What: Chris Davenport multimedia presentation
When: Thursday at 8 p.m.
Where: Neptune Mountaineering
More info: neptunemountaineering.com/events.aspx
C hris Davenport decided to take the ultimate road trip when he hopped into an RV to ski 15 volcanoes in the Pacific Northwest in 14 days. The Aspen native, who skied all 54 of Colorado's fourteeners in one year, will talk about his Ring of Fire road trip at Neptune on Thursday evening.
Where did the idea to take a volcano-skiing road trip come from?
I had spent the spring before in the Himalayas on Mount Everest and it was awesome, but it was a long time to be away from my family. For the coming spring I wanted to go back to Himalayas, but it felt like for my family I should not leave again for so long.
I was trying to think of something to do in the United States that I could share with some of my teammates and fellow skiers and photographers. I had this idea in my head of doing a road trip like this since I skied the Colorado fourteeners, because during that time in spring of 2006 I rented an RV for a month and just hit the road. We lived out of this RV ... and that month we skied 22 fourteeners. That part of the fourteeners project stuck with me as one of the most fun and free-spirited moments of my life. I wanted to replicate that and the natural choice was do this thing in the Pacific Northwest and ski all these volcanoes
Which volcanoes stood out as the best of the trip?
Mount Jefferson, which is in Oregon. It's a peak I didn't know that much about. I'd seen it in the distance from Mount Hood years ago. I didn't realize how great it would be. The west face is incredibly big, incredibly long and steep and there's some difficult and challenging climbing right at the summit. We skied literally 5,000 vertical feet of perfect snow. It was the best ski descent of the 15, in terms of the pure aesthetic value.
Also Mount Rainier. Mount Rainier is one of the biggest mountains in the lower 48 states, it's a 14,000-foot peak but it's also big in elevation and covered in glaciers and has objective hazards. It's over 9,000 vertical feet. It's a huge ascent.
And the weather held up for all 14 days of skiing?
We were really, really lucky with the weather. We finished on Mount Baker (the last day) and we drove to Seattle. It was pouring rain the next morning.

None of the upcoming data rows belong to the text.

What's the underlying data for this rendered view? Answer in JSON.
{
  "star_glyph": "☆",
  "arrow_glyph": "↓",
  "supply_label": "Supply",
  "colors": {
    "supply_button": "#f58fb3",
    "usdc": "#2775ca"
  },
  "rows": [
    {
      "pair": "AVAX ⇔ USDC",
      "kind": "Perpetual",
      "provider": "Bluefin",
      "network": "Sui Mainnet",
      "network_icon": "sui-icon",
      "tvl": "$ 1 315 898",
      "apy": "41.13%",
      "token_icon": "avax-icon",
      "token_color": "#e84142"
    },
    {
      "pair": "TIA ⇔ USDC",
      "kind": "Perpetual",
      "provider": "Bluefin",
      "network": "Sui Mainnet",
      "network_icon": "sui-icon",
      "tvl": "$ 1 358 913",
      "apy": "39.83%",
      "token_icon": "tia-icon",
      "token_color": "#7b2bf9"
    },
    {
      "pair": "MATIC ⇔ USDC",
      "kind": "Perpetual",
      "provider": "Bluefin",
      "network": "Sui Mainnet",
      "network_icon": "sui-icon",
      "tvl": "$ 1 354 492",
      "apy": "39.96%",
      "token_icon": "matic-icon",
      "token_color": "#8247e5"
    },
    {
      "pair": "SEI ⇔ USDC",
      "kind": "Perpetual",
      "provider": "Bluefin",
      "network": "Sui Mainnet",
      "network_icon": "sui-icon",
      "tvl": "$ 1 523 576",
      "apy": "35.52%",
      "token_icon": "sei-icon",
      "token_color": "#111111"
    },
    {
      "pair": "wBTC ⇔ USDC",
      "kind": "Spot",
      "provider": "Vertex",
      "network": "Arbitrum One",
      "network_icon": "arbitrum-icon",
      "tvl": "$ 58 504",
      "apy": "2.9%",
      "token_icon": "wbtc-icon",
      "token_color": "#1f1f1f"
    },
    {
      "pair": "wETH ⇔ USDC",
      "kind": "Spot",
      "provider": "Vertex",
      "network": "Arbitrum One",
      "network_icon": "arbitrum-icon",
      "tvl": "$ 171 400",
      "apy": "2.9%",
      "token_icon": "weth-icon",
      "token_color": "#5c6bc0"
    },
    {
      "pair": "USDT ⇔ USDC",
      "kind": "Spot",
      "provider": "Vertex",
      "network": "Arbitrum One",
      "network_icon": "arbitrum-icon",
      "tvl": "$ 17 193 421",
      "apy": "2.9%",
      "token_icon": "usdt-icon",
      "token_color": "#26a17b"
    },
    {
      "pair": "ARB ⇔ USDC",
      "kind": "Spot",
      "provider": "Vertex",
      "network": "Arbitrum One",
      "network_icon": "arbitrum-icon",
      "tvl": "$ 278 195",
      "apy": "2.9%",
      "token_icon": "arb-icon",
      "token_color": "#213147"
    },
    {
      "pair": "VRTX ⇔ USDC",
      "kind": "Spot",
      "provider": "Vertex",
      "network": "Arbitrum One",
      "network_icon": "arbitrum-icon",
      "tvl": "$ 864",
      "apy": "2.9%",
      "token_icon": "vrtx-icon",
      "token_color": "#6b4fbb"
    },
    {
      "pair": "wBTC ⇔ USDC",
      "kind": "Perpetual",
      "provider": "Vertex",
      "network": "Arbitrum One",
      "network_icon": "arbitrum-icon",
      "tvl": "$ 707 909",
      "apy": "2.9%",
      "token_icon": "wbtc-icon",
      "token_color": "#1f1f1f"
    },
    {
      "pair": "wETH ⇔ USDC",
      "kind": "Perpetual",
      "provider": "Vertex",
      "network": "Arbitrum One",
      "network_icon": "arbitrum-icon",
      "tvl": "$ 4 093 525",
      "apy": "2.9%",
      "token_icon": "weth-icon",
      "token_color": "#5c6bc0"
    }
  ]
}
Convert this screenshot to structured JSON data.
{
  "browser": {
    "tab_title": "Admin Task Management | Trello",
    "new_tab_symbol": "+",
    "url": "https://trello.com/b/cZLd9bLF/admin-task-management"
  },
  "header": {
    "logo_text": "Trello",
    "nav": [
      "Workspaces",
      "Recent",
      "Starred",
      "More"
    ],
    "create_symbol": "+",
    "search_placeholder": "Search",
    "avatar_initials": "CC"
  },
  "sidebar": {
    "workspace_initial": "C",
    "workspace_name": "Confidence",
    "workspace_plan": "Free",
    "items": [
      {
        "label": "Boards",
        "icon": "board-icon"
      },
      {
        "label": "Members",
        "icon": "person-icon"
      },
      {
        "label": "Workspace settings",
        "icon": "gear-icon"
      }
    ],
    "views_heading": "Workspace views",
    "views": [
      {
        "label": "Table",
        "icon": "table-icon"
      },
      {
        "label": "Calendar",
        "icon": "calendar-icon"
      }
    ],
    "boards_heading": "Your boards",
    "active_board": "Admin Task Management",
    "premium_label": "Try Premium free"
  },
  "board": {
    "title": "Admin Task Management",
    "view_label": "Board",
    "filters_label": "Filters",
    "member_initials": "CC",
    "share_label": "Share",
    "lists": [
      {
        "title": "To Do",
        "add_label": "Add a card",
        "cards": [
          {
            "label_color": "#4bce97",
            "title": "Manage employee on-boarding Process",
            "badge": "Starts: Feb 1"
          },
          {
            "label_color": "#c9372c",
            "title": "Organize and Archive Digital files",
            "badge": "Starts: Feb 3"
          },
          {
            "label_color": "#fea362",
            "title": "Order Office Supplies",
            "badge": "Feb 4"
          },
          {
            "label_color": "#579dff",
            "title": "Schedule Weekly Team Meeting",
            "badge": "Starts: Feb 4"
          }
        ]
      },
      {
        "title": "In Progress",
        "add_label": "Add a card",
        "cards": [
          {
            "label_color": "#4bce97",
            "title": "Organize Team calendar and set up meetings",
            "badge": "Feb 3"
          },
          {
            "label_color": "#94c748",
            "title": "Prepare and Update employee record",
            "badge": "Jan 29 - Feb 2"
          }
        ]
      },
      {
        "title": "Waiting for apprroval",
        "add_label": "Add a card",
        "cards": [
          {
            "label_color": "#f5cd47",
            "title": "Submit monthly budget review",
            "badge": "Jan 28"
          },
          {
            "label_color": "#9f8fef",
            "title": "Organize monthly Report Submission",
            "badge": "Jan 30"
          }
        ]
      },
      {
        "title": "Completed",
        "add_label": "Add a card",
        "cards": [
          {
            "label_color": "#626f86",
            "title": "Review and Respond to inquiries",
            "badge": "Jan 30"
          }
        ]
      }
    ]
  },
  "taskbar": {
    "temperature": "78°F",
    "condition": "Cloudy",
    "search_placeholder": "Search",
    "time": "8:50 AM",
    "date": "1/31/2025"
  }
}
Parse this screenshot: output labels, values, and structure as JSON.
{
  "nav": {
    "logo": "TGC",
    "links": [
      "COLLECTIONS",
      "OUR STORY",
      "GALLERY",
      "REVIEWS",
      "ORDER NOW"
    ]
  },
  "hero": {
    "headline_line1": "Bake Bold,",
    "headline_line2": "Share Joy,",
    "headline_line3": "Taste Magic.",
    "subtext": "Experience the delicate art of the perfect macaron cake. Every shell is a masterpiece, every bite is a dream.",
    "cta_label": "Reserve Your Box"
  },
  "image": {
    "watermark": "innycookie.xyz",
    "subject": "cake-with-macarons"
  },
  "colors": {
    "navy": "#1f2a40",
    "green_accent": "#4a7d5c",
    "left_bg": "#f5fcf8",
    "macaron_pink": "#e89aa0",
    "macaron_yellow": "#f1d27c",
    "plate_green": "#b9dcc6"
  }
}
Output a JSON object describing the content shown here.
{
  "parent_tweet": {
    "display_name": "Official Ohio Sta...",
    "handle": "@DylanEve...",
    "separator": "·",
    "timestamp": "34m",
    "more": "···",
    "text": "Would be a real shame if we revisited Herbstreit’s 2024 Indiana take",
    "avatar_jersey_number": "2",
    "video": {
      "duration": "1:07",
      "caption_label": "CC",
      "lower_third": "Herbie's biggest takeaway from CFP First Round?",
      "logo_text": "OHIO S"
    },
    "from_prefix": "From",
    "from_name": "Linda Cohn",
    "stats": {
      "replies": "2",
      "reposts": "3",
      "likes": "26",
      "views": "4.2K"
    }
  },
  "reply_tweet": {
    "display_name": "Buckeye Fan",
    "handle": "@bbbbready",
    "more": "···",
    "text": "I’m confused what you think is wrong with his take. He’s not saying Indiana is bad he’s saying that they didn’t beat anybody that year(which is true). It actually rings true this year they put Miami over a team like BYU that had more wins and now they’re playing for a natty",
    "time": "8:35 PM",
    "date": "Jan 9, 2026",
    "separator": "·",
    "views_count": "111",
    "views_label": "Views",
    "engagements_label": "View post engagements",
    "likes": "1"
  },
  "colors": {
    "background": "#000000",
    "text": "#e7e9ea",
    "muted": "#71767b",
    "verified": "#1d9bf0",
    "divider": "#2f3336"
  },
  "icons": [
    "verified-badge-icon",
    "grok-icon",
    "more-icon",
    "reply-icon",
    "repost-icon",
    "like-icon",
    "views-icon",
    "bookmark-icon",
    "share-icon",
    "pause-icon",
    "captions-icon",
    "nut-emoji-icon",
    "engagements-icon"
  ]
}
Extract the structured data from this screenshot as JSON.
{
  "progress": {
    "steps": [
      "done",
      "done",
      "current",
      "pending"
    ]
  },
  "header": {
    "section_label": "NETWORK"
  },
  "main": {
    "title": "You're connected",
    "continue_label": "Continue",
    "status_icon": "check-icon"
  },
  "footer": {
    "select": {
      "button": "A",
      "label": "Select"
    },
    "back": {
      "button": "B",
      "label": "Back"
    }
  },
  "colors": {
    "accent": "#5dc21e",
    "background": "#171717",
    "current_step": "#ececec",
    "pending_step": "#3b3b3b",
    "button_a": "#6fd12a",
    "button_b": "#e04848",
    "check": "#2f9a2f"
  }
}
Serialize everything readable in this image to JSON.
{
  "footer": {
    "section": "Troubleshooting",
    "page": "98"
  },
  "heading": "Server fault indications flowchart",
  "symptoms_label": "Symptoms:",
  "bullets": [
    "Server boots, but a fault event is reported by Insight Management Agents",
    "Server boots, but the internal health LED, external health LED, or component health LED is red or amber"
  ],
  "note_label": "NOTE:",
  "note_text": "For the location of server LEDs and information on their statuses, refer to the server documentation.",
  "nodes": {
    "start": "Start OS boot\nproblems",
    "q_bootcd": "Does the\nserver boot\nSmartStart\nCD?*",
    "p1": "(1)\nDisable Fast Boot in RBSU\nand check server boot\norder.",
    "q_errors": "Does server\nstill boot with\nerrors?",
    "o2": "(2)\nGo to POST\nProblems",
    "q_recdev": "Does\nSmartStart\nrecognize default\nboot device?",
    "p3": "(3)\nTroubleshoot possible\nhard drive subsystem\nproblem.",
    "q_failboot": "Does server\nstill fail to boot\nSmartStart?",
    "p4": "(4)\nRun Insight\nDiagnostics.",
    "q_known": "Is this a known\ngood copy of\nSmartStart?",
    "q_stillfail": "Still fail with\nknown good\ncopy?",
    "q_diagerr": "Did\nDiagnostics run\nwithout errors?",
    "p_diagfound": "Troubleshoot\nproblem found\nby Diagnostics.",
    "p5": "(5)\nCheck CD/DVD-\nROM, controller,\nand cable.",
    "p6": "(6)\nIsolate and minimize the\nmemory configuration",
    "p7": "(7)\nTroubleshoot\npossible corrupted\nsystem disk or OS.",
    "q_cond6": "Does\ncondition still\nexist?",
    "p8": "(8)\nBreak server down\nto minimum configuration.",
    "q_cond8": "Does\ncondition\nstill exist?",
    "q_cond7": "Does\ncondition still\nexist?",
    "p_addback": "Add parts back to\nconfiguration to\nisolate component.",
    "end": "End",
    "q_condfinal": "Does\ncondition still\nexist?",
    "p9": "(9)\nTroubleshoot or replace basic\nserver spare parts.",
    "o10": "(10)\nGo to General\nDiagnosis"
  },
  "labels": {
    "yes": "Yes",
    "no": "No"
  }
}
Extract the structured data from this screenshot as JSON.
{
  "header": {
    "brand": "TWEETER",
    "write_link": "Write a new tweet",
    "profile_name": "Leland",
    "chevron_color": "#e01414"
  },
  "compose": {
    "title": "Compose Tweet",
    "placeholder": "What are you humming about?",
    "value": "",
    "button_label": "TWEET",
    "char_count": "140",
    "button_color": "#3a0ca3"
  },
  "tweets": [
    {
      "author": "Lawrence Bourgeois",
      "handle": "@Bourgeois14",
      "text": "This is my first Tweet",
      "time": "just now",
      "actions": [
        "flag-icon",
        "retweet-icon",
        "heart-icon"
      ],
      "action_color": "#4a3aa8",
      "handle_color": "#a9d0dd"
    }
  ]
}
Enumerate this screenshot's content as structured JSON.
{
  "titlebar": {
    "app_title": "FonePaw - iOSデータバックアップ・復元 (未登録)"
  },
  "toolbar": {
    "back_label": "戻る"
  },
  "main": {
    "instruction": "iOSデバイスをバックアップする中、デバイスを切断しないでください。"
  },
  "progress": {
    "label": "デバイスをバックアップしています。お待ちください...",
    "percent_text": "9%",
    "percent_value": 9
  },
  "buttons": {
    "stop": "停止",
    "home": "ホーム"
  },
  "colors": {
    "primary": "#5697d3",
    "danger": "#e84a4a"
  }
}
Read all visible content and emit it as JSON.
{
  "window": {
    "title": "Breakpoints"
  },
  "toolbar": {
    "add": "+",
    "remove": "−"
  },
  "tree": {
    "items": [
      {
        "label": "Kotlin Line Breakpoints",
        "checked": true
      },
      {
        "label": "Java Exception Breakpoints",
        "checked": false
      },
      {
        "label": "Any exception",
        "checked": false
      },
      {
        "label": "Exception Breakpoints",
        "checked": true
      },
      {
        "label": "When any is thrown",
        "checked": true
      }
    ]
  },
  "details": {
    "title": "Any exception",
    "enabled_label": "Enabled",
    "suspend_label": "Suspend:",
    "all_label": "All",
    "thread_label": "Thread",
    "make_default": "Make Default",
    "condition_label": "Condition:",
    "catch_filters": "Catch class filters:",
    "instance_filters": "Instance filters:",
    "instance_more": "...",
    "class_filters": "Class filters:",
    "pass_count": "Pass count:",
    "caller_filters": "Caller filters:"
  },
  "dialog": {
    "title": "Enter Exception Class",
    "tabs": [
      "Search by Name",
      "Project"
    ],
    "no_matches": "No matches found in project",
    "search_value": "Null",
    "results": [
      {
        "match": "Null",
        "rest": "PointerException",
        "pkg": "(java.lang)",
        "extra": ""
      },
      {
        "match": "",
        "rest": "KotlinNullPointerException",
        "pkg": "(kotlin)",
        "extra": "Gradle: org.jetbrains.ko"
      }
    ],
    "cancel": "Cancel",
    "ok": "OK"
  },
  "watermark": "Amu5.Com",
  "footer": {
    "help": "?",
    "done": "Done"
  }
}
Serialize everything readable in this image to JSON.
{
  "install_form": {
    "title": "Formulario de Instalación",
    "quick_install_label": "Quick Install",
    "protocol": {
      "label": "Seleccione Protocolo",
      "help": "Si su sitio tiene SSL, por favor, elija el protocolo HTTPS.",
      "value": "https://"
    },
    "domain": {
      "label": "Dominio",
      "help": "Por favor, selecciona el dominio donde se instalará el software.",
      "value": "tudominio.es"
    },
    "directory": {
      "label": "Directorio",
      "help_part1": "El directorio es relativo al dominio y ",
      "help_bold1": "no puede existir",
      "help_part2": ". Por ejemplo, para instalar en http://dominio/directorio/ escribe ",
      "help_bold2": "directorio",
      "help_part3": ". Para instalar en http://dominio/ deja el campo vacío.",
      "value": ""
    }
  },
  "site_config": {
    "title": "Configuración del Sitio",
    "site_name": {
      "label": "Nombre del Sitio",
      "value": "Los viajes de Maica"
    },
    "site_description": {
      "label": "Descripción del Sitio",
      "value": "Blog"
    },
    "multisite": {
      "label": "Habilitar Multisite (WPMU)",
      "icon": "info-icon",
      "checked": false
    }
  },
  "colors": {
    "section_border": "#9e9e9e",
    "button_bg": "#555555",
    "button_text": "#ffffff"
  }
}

We were really happy with what we had accomplished, and it rained for the next week so it was fortuitous. It was amazing that Mother Nature let us accomplish what we had come to accomplish.
You've got three sons: Stian, Topher and Archer. How do you find time to hang with them?
In the winter, this is my go-time, this is where I make my living. We don't get a lot of time to hang out. Between December and June I'm gone probably 75 percent of the time, but that's me keeping the gas pedal down and doing what I love and doing what I do as a business. That's what the family has grown up with and they get it.
How do you get into ski-season shape?
Skiing is very dynamic sport. It's a lot of balance and power and agility and stability -- all that kind of stuff. While I love the aerobic side of summer -- biking and running and stuff -- for skiing, it's a minute or two where you want to be strong. I do plyometric exercises, core strength with abs, back and chest and lots of agility drills.
What's on the schedule for next spring?
In terms of spring mountaineering projects, I do have a big project in the works and it is totally secret at the moment. I can't really talk about it but I'm going to be doing something that hasn't been done before. We are planning a big thing. It's in North America.
--Follow Sarah Kuta on Twitter: @SarahKuta.